Nutrients applied in the right amount can increase yields, reduce production costs, and prevent surface and groundwater pollution. When soil sampling data is overlapped with yield mapping data, a clearer picture can be developed on where deficiencies are occurring in the field. More detailed soil sampling can also more accurately represent where fertilizer is needed most, which will result in more efficient use of that fertilizer.
Edge-of-field monitoring research shows that soils with higher soil test phosphorus readings are more likely to have nutrient loss. By maintaining soil test phosphorus levels within the Tri-State Fertility Guide recommended ranges, the producer can reduce their impact on downstream bodies of water.
Plan how the field is to be sampled before you begin. You should consider how you will divide the field into sampling areas, then always use the same areas in the future. Sampling should be conducted as close as possible to planting time. A soil map, available at the local SWCD/NRCS office will often be helpful. Some factors that might cause you to sub-divide the field into separate sampling areas are:
- The size of the field
- Different soil types
- Different topography
- Different past usage (previous crops, livestock confinement, fertility practices, etc.)
- Fertilizer application capabilities
- Different past crop performance
Soil tests should be updated every 3-4 years at a minimum.

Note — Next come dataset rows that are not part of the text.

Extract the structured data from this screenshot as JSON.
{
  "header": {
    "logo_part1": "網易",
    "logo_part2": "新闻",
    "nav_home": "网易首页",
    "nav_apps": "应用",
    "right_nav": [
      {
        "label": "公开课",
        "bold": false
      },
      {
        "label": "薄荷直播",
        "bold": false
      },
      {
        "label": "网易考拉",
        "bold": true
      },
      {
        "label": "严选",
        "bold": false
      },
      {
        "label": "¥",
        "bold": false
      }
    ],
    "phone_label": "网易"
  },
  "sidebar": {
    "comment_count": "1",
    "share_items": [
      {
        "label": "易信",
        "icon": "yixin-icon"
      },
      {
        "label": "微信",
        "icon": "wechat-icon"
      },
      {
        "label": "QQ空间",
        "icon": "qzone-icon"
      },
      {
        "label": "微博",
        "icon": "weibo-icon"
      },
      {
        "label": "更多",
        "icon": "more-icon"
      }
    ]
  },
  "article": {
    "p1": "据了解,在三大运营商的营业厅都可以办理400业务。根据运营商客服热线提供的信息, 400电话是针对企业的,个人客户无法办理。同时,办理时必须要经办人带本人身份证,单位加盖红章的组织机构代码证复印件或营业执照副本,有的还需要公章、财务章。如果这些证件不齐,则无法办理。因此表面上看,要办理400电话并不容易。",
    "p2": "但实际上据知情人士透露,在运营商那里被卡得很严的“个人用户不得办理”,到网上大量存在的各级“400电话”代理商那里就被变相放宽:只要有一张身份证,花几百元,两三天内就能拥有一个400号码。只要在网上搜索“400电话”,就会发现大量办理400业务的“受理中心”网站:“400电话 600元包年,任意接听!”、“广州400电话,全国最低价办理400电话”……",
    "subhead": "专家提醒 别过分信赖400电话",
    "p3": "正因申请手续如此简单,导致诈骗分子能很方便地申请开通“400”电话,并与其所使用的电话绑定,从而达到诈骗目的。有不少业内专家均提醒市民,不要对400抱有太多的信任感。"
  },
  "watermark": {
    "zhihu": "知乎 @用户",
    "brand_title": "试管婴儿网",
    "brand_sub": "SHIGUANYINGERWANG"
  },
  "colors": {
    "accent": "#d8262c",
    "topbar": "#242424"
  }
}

Nutrients applied in the right amount can increase yields, reduce production costs and prevent surface and groundwater pollution. When soil sampling data is overlapped with yield mapping data, a clearer picture can be developed where deficiencies are occurring in the field. Detailed soil sampling can also more accurately represent where nutrients are needed the most, resulting in more efficient use of that nutrient and cost savings.